In opposing the concealed handgun law in 1995, the language was similar. "Blood in the streets," a return to the "Wild West," and "shootouts at every four way stop."
None of this occurred. Since then, little has changed.
The tragedy at Virginia Tech reignited this debate and again demonstrated how clueless the anti-self defense crowd can be. Once again, emotional pleas, not thoughtful consideration of the facts, fuel the editorial process.
Everyone wants to keep Texans safe from crazed gunmen, be it at school or work or play. The best way to do this isn't through emotional reactions. Like most problems, it requires some thought.
John Lott, a noted economist and professor at State University of New York at Binghamton, conducted a study and found states with legally armed citizens have substantially lower crime rates.
More specifically, Lott found when a deranged shooter takes aim at the public, the body count is consistently lower when armed citizens are nearby. Lott studied multiple-victim shootings in all 50 states from 1977 to 1999, excluding shootings that were a byproduct of other crimes, such as robbery.

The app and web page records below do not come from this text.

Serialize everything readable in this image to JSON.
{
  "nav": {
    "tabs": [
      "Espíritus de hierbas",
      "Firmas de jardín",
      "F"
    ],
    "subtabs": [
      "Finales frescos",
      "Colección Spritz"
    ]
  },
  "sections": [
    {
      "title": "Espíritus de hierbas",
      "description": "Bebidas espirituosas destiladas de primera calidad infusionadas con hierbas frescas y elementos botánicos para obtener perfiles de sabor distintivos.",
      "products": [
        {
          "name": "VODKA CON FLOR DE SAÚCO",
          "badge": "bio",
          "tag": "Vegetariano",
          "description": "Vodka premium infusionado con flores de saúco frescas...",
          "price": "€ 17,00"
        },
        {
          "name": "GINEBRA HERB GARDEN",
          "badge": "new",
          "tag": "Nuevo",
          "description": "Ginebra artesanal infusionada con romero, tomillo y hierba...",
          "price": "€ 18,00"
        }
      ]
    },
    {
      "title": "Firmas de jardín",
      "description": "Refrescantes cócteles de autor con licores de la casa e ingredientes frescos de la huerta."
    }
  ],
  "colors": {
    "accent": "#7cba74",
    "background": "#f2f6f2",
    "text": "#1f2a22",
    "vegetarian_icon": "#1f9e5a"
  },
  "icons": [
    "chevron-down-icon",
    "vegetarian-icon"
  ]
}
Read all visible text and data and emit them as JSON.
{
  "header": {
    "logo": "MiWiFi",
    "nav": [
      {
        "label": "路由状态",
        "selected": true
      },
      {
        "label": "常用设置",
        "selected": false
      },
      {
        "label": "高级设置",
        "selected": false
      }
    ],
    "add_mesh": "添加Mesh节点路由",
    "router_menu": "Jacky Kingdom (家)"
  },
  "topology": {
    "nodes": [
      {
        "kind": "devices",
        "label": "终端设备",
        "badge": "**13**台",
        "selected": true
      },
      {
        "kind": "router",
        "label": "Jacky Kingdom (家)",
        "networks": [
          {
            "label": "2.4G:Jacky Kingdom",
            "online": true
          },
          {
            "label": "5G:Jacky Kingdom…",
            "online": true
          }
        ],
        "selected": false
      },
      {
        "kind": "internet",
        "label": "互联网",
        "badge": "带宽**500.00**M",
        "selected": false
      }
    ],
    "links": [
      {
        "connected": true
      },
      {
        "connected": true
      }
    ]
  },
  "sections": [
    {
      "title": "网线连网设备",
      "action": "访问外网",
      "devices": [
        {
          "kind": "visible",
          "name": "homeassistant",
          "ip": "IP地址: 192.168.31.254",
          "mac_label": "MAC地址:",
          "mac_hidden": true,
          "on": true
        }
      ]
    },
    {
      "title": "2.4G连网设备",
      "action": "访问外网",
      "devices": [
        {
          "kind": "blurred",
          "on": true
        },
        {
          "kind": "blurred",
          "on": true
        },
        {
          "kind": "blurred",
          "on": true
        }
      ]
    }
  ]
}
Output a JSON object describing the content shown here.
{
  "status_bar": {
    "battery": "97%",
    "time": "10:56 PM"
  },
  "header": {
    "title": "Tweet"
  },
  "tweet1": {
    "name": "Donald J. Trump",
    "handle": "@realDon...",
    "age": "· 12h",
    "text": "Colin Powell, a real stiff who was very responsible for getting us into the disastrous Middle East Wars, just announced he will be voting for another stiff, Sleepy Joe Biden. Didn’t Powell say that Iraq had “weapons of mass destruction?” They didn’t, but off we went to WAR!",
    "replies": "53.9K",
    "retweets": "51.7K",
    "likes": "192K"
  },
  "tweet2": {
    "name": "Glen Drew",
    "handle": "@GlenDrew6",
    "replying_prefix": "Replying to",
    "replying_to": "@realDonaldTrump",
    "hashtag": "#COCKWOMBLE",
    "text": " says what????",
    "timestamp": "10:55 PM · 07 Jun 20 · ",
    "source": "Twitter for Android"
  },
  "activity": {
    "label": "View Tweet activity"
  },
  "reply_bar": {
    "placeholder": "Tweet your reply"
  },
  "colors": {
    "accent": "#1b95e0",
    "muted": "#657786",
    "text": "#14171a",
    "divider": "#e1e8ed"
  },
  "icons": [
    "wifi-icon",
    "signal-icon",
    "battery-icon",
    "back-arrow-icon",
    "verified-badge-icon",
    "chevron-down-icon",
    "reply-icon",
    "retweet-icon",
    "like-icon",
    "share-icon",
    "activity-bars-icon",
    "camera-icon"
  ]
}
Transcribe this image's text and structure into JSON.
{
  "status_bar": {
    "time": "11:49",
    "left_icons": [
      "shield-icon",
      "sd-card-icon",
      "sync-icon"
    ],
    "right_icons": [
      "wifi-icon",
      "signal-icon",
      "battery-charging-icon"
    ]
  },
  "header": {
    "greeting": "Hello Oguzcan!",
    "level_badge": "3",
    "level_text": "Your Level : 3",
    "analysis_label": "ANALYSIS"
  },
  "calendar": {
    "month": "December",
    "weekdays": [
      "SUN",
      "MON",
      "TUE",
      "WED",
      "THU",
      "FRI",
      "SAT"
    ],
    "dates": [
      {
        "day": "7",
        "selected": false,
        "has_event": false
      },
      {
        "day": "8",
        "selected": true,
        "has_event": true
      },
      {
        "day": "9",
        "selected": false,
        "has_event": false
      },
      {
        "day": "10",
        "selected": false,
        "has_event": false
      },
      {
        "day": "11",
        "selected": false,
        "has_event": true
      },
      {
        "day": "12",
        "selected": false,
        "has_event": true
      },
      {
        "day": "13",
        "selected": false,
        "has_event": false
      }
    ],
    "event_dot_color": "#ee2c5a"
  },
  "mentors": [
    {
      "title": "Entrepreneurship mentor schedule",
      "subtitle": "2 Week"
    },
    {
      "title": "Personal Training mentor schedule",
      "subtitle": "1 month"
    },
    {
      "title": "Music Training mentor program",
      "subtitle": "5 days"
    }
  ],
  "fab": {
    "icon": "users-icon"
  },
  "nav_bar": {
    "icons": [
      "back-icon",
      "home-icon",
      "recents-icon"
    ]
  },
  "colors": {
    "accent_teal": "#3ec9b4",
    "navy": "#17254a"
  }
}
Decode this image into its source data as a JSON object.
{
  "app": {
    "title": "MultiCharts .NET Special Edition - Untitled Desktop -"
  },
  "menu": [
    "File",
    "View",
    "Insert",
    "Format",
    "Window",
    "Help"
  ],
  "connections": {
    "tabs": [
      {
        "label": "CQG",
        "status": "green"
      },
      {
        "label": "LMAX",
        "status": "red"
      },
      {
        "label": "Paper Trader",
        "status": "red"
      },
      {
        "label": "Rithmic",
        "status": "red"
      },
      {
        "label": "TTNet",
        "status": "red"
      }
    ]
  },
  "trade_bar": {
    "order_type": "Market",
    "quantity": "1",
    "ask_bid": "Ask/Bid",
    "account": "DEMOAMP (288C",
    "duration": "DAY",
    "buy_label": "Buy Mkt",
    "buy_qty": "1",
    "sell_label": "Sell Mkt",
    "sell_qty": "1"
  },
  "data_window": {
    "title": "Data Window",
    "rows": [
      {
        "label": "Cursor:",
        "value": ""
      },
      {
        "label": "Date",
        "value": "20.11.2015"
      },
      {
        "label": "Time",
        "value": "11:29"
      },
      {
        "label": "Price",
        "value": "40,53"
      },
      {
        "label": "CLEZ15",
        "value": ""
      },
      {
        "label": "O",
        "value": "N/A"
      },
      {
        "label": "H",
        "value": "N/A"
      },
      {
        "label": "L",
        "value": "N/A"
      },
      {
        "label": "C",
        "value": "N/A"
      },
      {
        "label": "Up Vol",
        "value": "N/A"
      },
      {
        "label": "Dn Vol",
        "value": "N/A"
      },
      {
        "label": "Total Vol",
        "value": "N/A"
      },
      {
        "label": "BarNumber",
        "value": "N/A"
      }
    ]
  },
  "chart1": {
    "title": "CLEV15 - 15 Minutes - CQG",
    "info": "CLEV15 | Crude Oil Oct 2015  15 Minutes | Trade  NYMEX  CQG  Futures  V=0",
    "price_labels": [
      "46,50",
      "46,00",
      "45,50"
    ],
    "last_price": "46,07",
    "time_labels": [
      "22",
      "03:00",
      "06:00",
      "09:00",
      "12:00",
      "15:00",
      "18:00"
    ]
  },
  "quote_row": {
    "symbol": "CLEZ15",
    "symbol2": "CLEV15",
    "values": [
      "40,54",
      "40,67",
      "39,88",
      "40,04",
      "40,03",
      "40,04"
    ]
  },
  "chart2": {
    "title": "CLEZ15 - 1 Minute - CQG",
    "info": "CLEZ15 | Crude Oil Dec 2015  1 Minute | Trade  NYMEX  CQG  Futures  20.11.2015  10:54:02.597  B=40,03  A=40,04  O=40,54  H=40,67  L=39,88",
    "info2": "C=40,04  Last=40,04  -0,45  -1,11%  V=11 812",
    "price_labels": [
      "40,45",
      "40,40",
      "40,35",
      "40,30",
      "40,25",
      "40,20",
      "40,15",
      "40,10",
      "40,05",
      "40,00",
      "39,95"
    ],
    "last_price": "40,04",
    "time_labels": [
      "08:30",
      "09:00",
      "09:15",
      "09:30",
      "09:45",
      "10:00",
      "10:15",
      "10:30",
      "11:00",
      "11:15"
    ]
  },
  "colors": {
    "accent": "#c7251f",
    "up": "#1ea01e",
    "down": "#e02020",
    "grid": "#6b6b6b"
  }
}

"When states passed (concealed carry laws) the number of multiple-victim public shootings declined by 60 percent," Lott wrote. "Deaths and injuries by 78 percent. Shootings still occur in places like schools, where guns are illegal."
A look at the real-life events behind these kinds of numbers is revealing.
In 1997, a 16-year-old in Pearl, Miss., took a rifle to school and shot nine students, killing two. His spree was cut short when an assistant principal got his .45 caliber semiautomatic pistol. Held at gunpoint, the deranged teen quickly surrendered.
In 1998, a 14-year-old in Edinboro, Pa., shot a teacher in the head with a stolen .25 caliber pistol at a dance. The teacher died and the student continued firing at his fellow students. The owner of the facility where the dance was being held grabbed his shotgun and chased the boy down. At gunpoint, the youth dropped his weapon and surrendered.
In 2002, a 42-year-old law school student who had just been kicked out of the Appalachian School of Law in Grundy, Va., returned with a .380 ACP semiautomatic handgun. He killed the dean, a professor and a student before being tackled by a former Marine and fellow student as two other students held him at gunpoint with their own handguns, which they had retrieved from their cars.
Most newspaper readers, however, never heard about the armed citizens who stopped the 2002 shooting in Grundy.
A Lexis-Nexis search by James Eaves-Johnson, writing for the student paper at the University of Iowa, found 88 stories on the shooting a week later. Only two stories mentioned the armed students.
A Yale researcher found 687 articles on the school shooting in Pearl, Miss., Eaves-Johnson reported. Of those, only 19 mentioned that the assistant principal used his .45 caliber semiautomatic to obtain the shooter's surrender before police arrived.
The more places responsible Texans are allowed to carry their weapons — be they police, principals and, yes, even concealed handgun license holders — the safer we'll all be. The facts are clear.
Patterson, a Republican, is commissioner of the Texas General Land Office.